> _Exercise details_: Return all lines in the material below that contain "úvěru".

> _Records shown_:
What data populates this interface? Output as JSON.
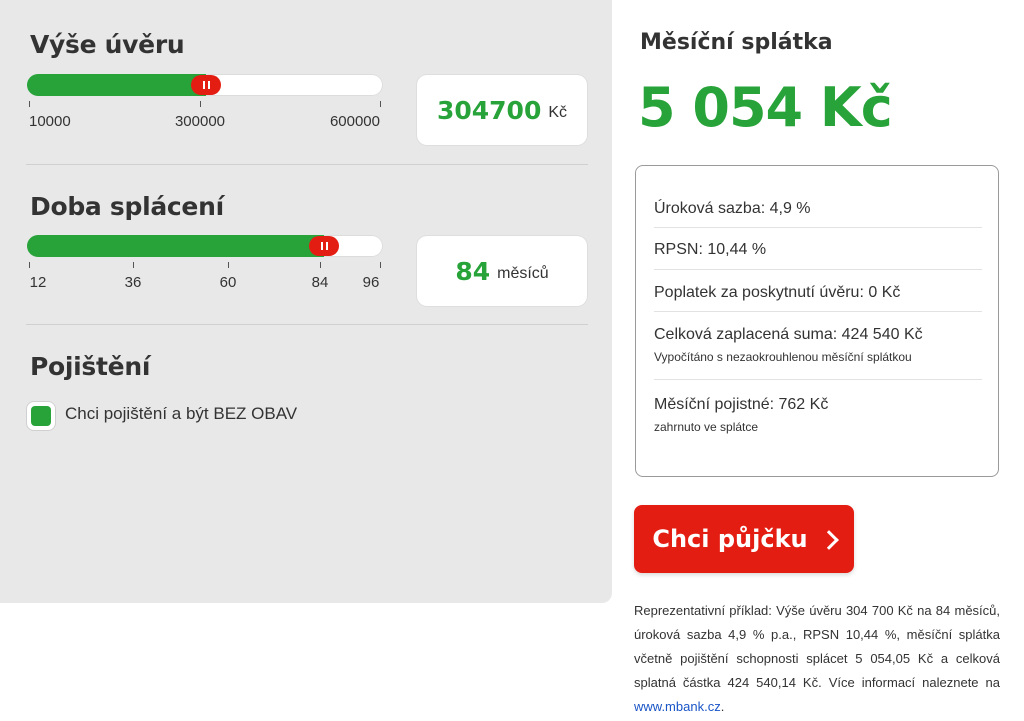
{
  "loan_amount": {
    "title": "Výše úvěru",
    "slider_fraction": 0.5041,
    "ticks": [
      "10000",
      "300000",
      "600000"
    ],
    "value": "304700",
    "unit": "Kč"
  },
  "term": {
    "title": "Doba splácení",
    "slider_fraction": 0.8333,
    "ticks": [
      "12",
      "36",
      "60",
      "84",
      "96"
    ],
    "value": "84",
    "unit": "měsíců"
  },
  "insurance": {
    "title": "Pojištění",
    "checkbox_label": "Chci pojištění a být BEZ OBAV",
    "checked": true
  },
  "summary": {
    "title": "Měsíční splátka",
    "amount": "5 054 Kč",
    "rows": [
      {
        "label": "Úroková sazba: 4,9 %"
      },
      {
        "label": "RPSN: 10,44 %"
      },
      {
        "label": "Poplatek za poskytnutí úvěru: 0 Kč"
      },
      {
        "label": "Celková zaplacená suma: 424 540 Kč",
        "note": "Vypočítáno s nezaokrouhlenou měsíční splátkou"
      },
      {
        "label": "Měsíční pojistné: 762 Kč",
        "note": "zahrnuto ve splátce"
      }
    ],
    "cta_label": "Chci půjčku"
  },
  "representative_example": {
    "text": "Reprezentativní příklad: Výše úvěru 304 700 Kč na 84 měsíců, úroková sazba 4,9 % p.a., RPSN 10,44 %, měsíční splátka včetně pojištění schopnosti splácet 5 054,05 Kč a celková splatná částka 424 540,14 Kč. Více informací naleznete na ",
    "link_text": "www.mbank.cz",
    "suffix": "."
  },
  "colors": {
    "accent_green": "#27a339",
    "accent_red": "#e41d13",
    "panel_gray": "#e8e8e8"
  },
  "icons": {
    "slider_thumb": "grip-bars-icon",
    "cta": "chevron-right-icon",
    "checkbox": "checkmark-square-icon"
  }
}
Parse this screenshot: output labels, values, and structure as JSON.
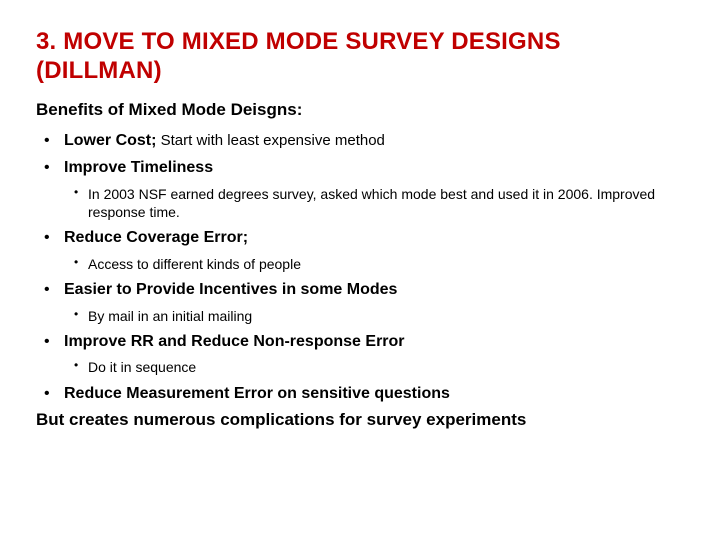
{
  "title": "3. MOVE TO MIXED MODE SURVEY DESIGNS (DILLMAN)",
  "subtitle": "Benefits of Mixed Mode Deisgns:",
  "items": [
    {
      "bold": "Lower Cost;",
      "detail": " Start with least expensive method",
      "sub": []
    },
    {
      "bold": "Improve Timeliness",
      "detail": "",
      "sub": [
        "In 2003 NSF earned degrees survey, asked which mode best and used it in 2006. Improved response time."
      ]
    },
    {
      "bold": "Reduce Coverage Error;",
      "detail": "",
      "sub": [
        "Access to different kinds of people"
      ]
    },
    {
      "bold": "Easier to Provide Incentives in some Modes",
      "detail": "",
      "sub": [
        "By mail in an initial mailing"
      ]
    },
    {
      "bold": "Improve RR and Reduce Non-response Error",
      "detail": "",
      "sub": [
        "Do it in sequence"
      ]
    },
    {
      "bold": "Reduce Measurement Error on sensitive questions",
      "detail": "",
      "sub": []
    }
  ],
  "closing": "But creates numerous complications for survey experiments"
}
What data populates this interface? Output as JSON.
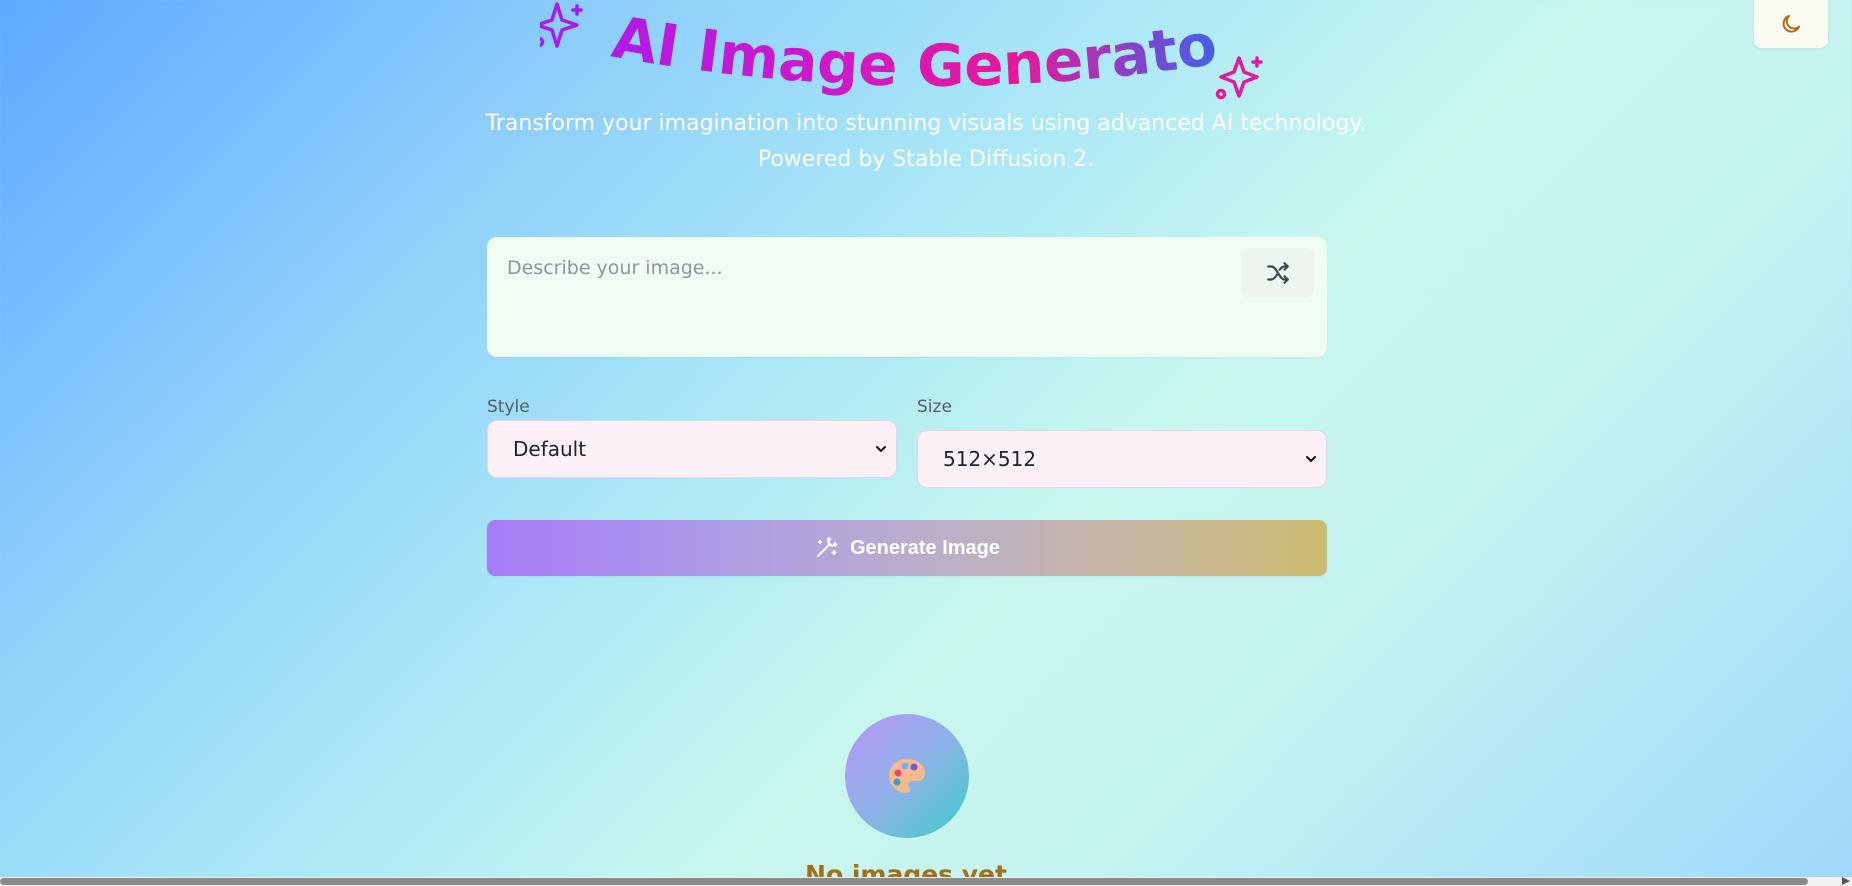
{
  "header": {
    "title": "AI Image Generator",
    "subtitle_line1": "Transform your imagination into stunning visuals using advanced AI technology.",
    "subtitle_line2": "Powered by Stable Diffusion 2.",
    "theme_toggle_icon": "moon-icon",
    "title_icon": "sparkles-icon"
  },
  "prompt": {
    "value": "",
    "placeholder": "Describe your image...",
    "shuffle_icon": "shuffle-icon"
  },
  "style_field": {
    "label": "Style",
    "selected": "Default"
  },
  "size_field": {
    "label": "Size",
    "selected": "512×512"
  },
  "generate_button": {
    "label": "Generate Image",
    "icon": "magic-wand-icon"
  },
  "empty_state": {
    "icon": "palette-icon",
    "title": "No images yet"
  },
  "colors": {
    "title_gradient": [
      "#a81bf0",
      "#d61ac0",
      "#e3189e",
      "#4f5ee8"
    ],
    "accent_orange": "#a36f18",
    "button_gradient": [
      "#a77cf8",
      "#cbbb70"
    ]
  }
}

> _Solution for this problem_:
    "title": "Výše úvěru",
        "label": "Poplatek za poskytnutí úvěru: 0 Kč"
    "text": "Reprezentativní příklad: Výše úvěru 304 700 Kč na 84 měsíců, úroková sazba 4,9 % p.a., RPSN 10,44 %, měsíční splátka včetně pojištění schopnosti splácet 5 054,05 Kč a celková splatná částka 424 540,14 Kč. Více informací naleznete na ",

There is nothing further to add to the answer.